> [PROBLEM STATEMENT] The answer should consist of each line below that contains the word "formula".

(PROVIDED RECORDS)

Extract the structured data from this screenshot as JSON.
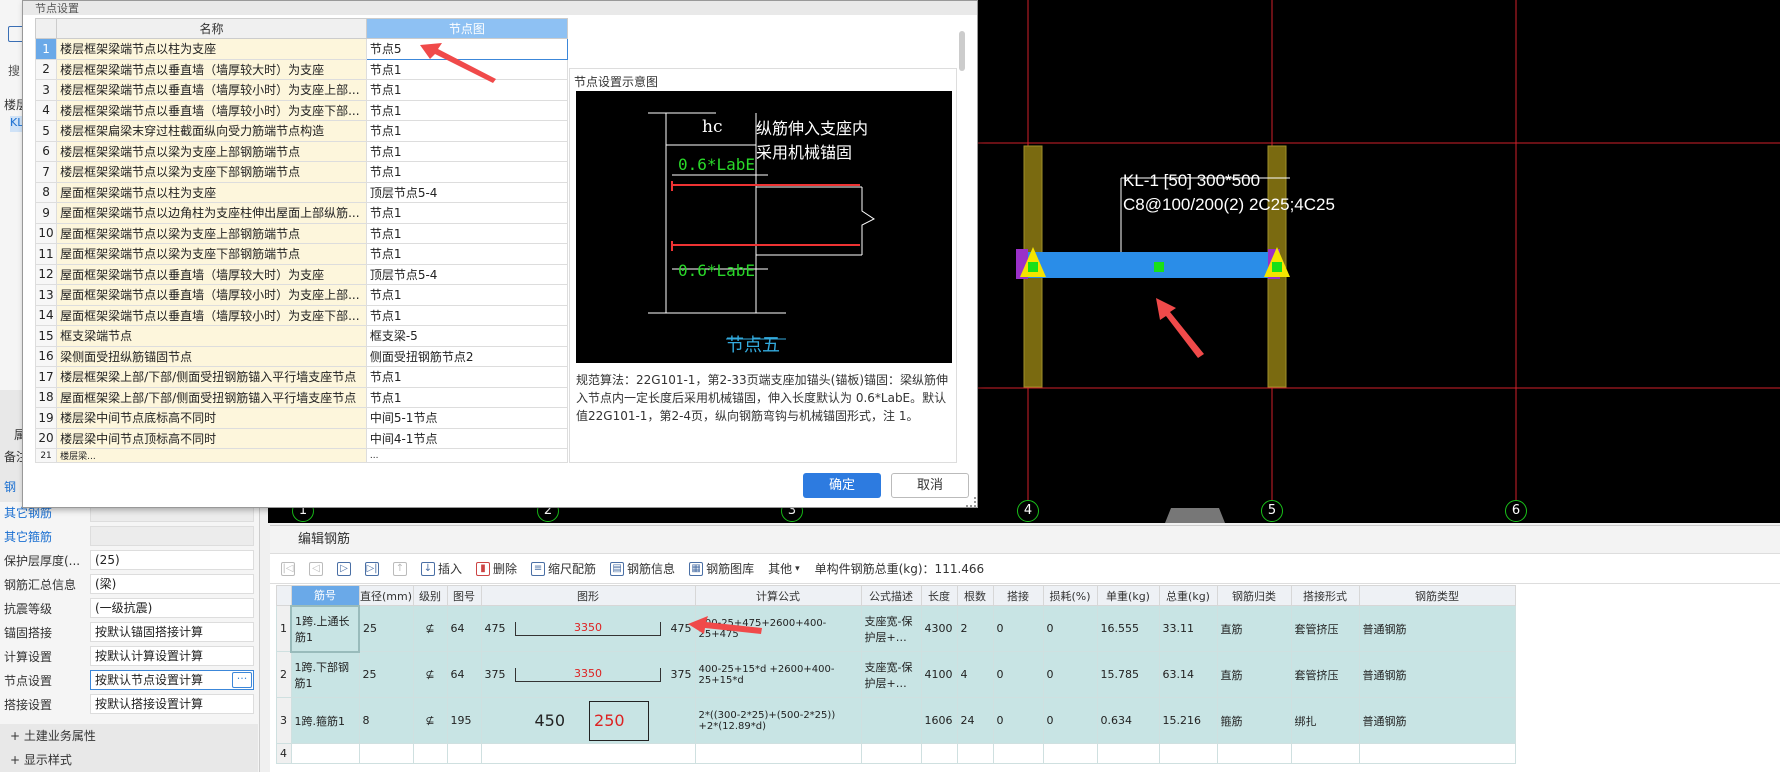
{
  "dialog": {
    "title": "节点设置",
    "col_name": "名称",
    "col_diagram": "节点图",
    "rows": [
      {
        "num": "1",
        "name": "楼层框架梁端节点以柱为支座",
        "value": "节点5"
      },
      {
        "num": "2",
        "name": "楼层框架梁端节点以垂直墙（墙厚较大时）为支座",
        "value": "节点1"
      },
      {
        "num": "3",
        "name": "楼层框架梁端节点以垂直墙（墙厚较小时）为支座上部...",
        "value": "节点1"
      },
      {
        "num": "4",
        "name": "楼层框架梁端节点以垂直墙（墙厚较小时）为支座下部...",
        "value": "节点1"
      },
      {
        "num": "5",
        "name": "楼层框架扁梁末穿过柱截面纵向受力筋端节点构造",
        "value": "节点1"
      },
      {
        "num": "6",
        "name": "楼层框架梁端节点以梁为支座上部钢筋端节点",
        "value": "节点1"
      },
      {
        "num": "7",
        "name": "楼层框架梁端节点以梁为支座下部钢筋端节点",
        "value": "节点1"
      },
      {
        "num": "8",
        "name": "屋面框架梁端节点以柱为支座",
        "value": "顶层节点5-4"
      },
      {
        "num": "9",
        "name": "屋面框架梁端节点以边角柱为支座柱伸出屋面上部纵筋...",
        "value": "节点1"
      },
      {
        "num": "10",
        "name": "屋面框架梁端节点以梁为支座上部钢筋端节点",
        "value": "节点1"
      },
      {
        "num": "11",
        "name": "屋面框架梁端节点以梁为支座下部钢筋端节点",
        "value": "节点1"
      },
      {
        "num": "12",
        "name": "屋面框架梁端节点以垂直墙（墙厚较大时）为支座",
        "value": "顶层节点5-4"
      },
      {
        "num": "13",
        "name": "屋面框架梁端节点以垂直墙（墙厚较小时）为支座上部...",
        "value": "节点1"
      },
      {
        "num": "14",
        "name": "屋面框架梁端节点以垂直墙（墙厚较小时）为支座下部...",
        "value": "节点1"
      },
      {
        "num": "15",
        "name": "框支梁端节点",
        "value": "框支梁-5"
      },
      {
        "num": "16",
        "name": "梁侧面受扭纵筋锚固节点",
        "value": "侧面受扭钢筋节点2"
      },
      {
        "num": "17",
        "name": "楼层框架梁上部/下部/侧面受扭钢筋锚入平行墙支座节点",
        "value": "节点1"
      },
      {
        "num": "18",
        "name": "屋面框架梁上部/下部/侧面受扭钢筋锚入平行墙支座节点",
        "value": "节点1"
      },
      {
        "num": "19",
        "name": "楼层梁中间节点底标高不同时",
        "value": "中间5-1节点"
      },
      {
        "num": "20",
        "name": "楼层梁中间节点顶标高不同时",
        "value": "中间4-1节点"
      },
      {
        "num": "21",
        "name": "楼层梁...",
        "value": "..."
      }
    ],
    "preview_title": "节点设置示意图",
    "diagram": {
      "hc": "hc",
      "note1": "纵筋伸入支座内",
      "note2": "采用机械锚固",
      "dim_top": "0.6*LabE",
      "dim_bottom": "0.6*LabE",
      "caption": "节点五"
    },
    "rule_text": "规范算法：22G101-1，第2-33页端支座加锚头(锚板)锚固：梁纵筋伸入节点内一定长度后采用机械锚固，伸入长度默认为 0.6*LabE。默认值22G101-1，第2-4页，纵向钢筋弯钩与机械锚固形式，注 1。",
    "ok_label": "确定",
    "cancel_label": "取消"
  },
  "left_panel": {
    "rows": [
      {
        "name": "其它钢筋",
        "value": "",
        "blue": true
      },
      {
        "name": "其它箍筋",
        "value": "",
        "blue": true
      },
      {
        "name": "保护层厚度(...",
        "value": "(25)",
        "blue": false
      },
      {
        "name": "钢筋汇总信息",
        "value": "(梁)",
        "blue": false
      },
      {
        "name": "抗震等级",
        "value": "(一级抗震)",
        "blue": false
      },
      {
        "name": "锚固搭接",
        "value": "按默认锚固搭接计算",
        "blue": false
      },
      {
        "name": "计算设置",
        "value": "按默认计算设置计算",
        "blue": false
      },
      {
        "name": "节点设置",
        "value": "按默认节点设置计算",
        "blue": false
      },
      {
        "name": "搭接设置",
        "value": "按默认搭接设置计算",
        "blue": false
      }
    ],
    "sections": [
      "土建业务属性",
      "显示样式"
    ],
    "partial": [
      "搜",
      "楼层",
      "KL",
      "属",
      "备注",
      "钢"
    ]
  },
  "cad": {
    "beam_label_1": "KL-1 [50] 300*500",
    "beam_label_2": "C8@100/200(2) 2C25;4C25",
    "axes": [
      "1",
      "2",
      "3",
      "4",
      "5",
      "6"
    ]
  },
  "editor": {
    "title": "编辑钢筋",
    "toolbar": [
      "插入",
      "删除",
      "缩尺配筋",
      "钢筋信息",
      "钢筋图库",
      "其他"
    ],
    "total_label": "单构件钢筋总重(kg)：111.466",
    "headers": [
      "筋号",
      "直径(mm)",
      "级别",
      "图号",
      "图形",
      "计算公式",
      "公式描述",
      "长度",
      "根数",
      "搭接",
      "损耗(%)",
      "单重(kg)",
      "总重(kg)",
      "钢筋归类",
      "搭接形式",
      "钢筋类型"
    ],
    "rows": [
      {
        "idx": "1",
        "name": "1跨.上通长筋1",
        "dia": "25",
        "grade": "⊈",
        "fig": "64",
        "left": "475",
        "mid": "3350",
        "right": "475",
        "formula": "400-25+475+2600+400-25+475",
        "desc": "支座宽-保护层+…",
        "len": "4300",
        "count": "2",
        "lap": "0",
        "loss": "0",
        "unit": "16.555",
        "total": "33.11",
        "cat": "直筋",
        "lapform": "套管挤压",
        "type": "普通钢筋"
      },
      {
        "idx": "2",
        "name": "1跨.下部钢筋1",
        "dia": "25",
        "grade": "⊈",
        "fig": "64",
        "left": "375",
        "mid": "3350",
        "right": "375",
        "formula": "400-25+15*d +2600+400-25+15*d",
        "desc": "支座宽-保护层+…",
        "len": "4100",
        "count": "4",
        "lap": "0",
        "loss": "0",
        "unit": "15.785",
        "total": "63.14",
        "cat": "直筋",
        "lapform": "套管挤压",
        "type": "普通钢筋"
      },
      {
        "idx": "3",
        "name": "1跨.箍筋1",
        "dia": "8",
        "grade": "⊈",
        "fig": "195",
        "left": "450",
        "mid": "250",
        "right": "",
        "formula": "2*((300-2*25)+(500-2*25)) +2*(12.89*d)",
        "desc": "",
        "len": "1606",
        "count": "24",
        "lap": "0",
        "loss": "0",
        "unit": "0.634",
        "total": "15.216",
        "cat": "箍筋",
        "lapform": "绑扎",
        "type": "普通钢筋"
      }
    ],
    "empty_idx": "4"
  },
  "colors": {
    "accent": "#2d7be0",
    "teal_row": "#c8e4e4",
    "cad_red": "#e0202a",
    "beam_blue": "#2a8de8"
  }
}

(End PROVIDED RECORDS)

> [SOLUTION BELOW]
        "formula": "400-25+475+2600+400-25+475",
        "formula": "400-25+15*d +2600+400-25+15*d",
        "formula": "2*((300-2*25)+(500-2*25)) +2*(12.89*d)",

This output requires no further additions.